▶ _Exercise description_: Write the records below out again word for word, with the pictures removed.

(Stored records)
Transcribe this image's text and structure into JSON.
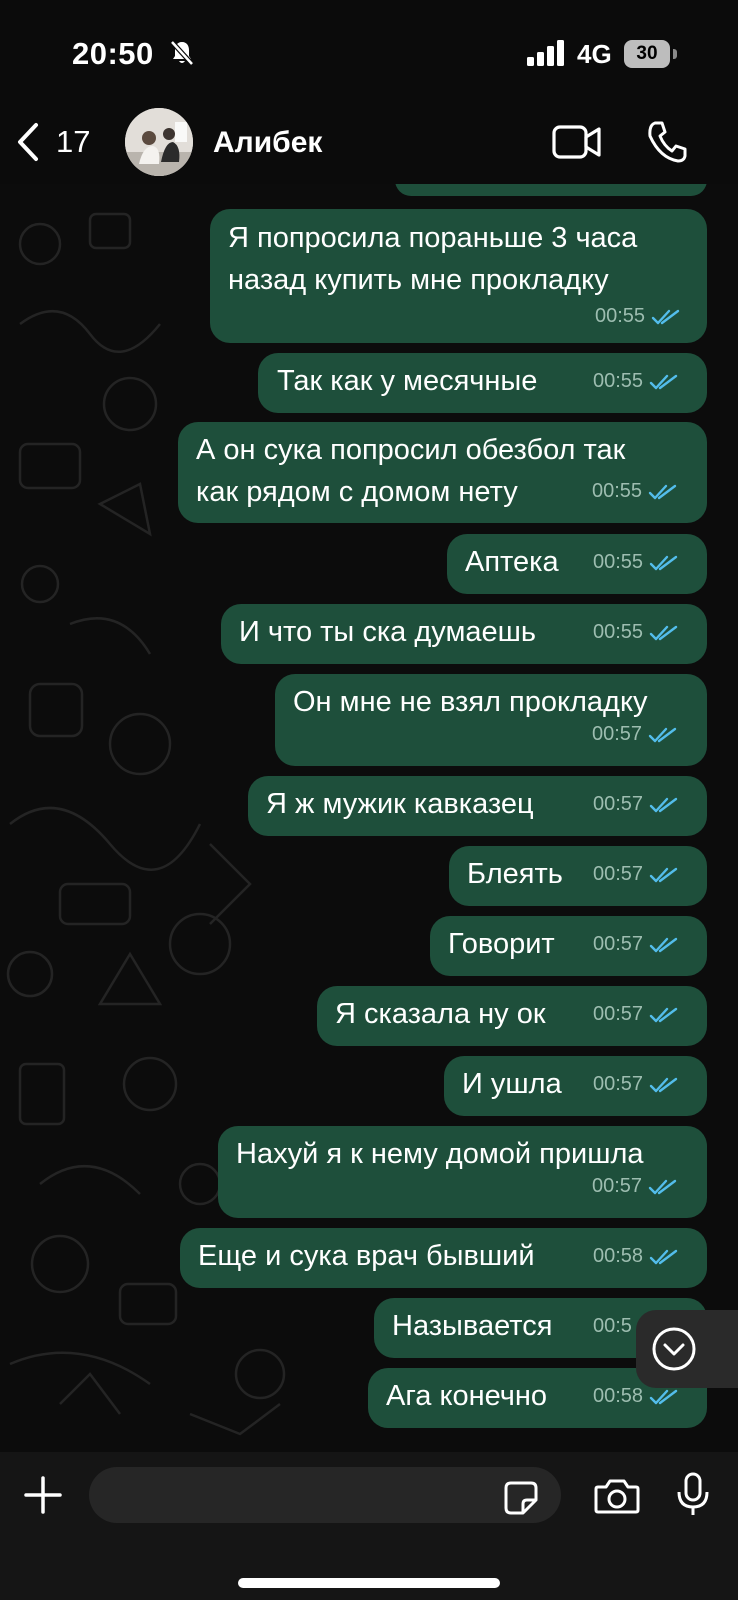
{
  "status_bar": {
    "time": "20:50",
    "network": "4G",
    "battery": "30"
  },
  "header": {
    "back_count": "17",
    "contact_name": "Алибек"
  },
  "messages": [
    {
      "text_lines": [
        "Я попросила пораньше 3 часа",
        "назад купить мне прокладку"
      ],
      "time": "00:55"
    },
    {
      "text_lines": [
        "Так как у месячные"
      ],
      "time": "00:55"
    },
    {
      "text_lines": [
        "А он сука попросил обезбол так",
        "как рядом с домом нету"
      ],
      "time": "00:55"
    },
    {
      "text_lines": [
        "Аптека"
      ],
      "time": "00:55"
    },
    {
      "text_lines": [
        "И что ты ска думаешь"
      ],
      "time": "00:55"
    },
    {
      "text_lines": [
        "Он мне не взял прокладку"
      ],
      "time": "00:57"
    },
    {
      "text_lines": [
        "Я ж мужик кавказец"
      ],
      "time": "00:57"
    },
    {
      "text_lines": [
        "Блеять"
      ],
      "time": "00:57"
    },
    {
      "text_lines": [
        "Говорит"
      ],
      "time": "00:57"
    },
    {
      "text_lines": [
        "Я сказала ну ок"
      ],
      "time": "00:57"
    },
    {
      "text_lines": [
        "И ушла"
      ],
      "time": "00:57"
    },
    {
      "text_lines": [
        "Нахуй я к нему домой пришла"
      ],
      "time": "00:57"
    },
    {
      "text_lines": [
        "Еще и сука врач бывший"
      ],
      "time": "00:58"
    },
    {
      "text_lines": [
        "Называется"
      ],
      "time": "00:5"
    },
    {
      "text_lines": [
        "Ага конечно"
      ],
      "time": "00:58"
    }
  ],
  "input": {
    "placeholder": ""
  },
  "colors": {
    "outgoing_bubble": "#1e4f3b",
    "read_ticks": "#53bdeb",
    "background": "#0b0b0b"
  },
  "icons": [
    "back-chevron-icon",
    "video-call-icon",
    "phone-icon",
    "scroll-down-icon",
    "plus-icon",
    "sticker-icon",
    "camera-icon",
    "mic-icon",
    "silent-bell-icon",
    "signal-icon"
  ]
}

▶ _Reply to the exercise_:
Transcribe this image's text and structure into JSON.
{
  "status_bar": {
    "time": "20:50",
    "network": "4G",
    "battery": "30"
  },
  "header": {
    "back_count": "17",
    "contact_name": "Алибек"
  },
  "messages": [
    {
      "text_lines": [
        "Я попросила пораньше 3 часа",
        "назад купить мне прокладку"
      ],
      "time": "00:55"
    },
    {
      "text_lines": [
        "Так как у месячные"
      ],
      "time": "00:55"
    },
    {
      "text_lines": [
        "А он сука попросил обезбол так",
        "как рядом с домом нету"
      ],
      "time": "00:55"
    },
    {
      "text_lines": [
        "Аптека"
      ],
      "time": "00:55"
    },
    {
      "text_lines": [
        "И что ты ска думаешь"
      ],
      "time": "00:55"
    },
    {
      "text_lines": [
        "Он мне не взял прокладку"
      ],
      "time": "00:57"
    },
    {
      "text_lines": [
        "Я ж мужик кавказец"
      ],
      "time": "00:57"
    },
    {
      "text_lines": [
        "Блеять"
      ],
      "time": "00:57"
    },
    {
      "text_lines": [
        "Говорит"
      ],
      "time": "00:57"
    },
    {
      "text_lines": [
        "Я сказала ну ок"
      ],
      "time": "00:57"
    },
    {
      "text_lines": [
        "И ушла"
      ],
      "time": "00:57"
    },
    {
      "text_lines": [
        "Нахуй я к нему домой пришла"
      ],
      "time": "00:57"
    },
    {
      "text_lines": [
        "Еще и сука врач бывший"
      ],
      "time": "00:58"
    },
    {
      "text_lines": [
        "Называется"
      ],
      "time": "00:5"
    },
    {
      "text_lines": [
        "Ага конечно"
      ],
      "time": "00:58"
    }
  ],
  "input": {
    "placeholder": ""
  },
  "colors": {
    "outgoing_bubble": "#1e4f3b",
    "read_ticks": "#53bdeb",
    "background": "#0b0b0b"
  },
  "icons": [
    "back-chevron-icon",
    "video-call-icon",
    "phone-icon",
    "scroll-down-icon",
    "plus-icon",
    "sticker-icon",
    "camera-icon",
    "mic-icon",
    "silent-bell-icon",
    "signal-icon"
  ]
}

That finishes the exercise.